In that case it's mighty strange that everyone is taught the same precepts.  How do you explain the fact that the same ones are taught everywhere?

The same ones aren't taught everywhere.  Christians restrict a man to one wife; Muslims permit up to four.

We were talking about basics, not details.  Show me a society that doesn't recognize the institution of marriage!

But that's only for the preservation of the species.

I thought you were trying to tell me that there isn't any natural law.  Now you're trying to tell me why there is.

No, what I mean is that I concede the reality of instincts.  All this talk of "conscience" is just mystification.

Morality is not an instinct.  If it were, we might think we should resist it, but we wouldn't be able to.  The facts are just the opposite.  We can and do resist it, but think we shouldn't.

So maybe it's not an instinct; call it a predisposition, or just prudence.  It's still about preservation.  We want our kind to survive.  Sometimes what is needed for survival goes against my personal wishes, that's all.

Who do you mean by "our kind"?  What helps a family to survive might not help the larger society to survive.  What helps society to survive might not help a particular family to survive.

I mean our species.  I'm talking about the human race.

That's a little arbitrary, isn't it?  Don't people want their families and their societies to survive too?  Besides, morality isn't about whether the human race survives, but about what kind of survival it gets.  We marry; guppies don't.  We don't eat our young; they do.  Yet neither species is in danger of extinction.

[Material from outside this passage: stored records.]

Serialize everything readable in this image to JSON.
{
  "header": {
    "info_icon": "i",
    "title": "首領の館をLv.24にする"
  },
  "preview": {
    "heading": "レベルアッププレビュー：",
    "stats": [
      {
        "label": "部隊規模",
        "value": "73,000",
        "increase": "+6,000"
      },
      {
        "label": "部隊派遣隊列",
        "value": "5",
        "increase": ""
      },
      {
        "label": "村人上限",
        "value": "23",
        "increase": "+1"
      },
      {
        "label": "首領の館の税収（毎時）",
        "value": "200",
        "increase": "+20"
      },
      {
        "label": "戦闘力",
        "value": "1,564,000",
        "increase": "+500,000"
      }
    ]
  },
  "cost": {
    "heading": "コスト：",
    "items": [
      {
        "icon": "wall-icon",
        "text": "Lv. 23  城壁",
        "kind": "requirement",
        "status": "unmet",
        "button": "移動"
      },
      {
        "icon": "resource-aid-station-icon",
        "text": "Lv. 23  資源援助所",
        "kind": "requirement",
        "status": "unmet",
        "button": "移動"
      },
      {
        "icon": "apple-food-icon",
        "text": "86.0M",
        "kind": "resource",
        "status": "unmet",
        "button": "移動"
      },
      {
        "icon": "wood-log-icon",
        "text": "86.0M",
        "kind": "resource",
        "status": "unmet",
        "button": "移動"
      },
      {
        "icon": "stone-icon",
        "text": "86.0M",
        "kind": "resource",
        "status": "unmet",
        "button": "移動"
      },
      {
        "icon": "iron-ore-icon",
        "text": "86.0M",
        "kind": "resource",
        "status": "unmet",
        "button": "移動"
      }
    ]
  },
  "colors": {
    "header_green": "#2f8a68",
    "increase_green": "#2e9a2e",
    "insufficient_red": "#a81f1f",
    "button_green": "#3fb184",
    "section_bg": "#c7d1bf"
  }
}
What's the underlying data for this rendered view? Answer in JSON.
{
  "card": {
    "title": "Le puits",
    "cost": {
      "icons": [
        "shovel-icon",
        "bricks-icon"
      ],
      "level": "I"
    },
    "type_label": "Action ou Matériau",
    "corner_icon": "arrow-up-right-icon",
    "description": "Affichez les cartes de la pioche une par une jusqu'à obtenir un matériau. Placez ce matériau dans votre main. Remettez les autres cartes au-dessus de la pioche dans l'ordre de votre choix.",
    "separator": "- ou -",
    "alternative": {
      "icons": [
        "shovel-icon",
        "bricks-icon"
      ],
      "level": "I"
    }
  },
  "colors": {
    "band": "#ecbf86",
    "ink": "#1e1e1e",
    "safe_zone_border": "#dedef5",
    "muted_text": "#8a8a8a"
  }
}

The dialogue resumes Thursday.  Tomorrow:

Why I Think Pope Francis Should Rethink

How He Talks to the Culture